* Exercise prompt *
Please tally the lines in the records that include the word "Tais" and answer with the bare number.

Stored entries
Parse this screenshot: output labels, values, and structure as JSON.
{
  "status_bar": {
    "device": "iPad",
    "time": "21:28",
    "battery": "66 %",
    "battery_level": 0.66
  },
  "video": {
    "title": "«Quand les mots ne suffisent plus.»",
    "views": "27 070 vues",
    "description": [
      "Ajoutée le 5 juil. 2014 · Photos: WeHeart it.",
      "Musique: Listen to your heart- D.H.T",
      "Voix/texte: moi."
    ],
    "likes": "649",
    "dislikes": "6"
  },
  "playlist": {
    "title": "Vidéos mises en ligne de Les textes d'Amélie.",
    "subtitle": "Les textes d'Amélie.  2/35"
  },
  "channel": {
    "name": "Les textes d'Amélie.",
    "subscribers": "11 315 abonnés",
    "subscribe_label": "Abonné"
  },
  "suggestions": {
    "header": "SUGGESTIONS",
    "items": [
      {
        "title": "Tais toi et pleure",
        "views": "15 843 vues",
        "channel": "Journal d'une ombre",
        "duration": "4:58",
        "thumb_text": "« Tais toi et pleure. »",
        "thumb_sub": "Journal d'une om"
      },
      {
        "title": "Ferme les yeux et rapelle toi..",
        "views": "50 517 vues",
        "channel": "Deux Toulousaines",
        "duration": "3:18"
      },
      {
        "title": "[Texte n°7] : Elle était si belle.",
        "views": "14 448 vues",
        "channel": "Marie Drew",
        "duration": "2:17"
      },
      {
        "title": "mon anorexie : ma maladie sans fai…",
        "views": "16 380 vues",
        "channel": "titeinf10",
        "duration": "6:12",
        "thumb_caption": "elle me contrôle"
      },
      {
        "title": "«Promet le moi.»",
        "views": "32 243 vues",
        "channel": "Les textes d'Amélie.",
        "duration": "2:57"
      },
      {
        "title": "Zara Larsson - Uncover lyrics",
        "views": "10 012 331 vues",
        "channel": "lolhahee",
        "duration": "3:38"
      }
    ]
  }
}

* Solution to this exercise *
2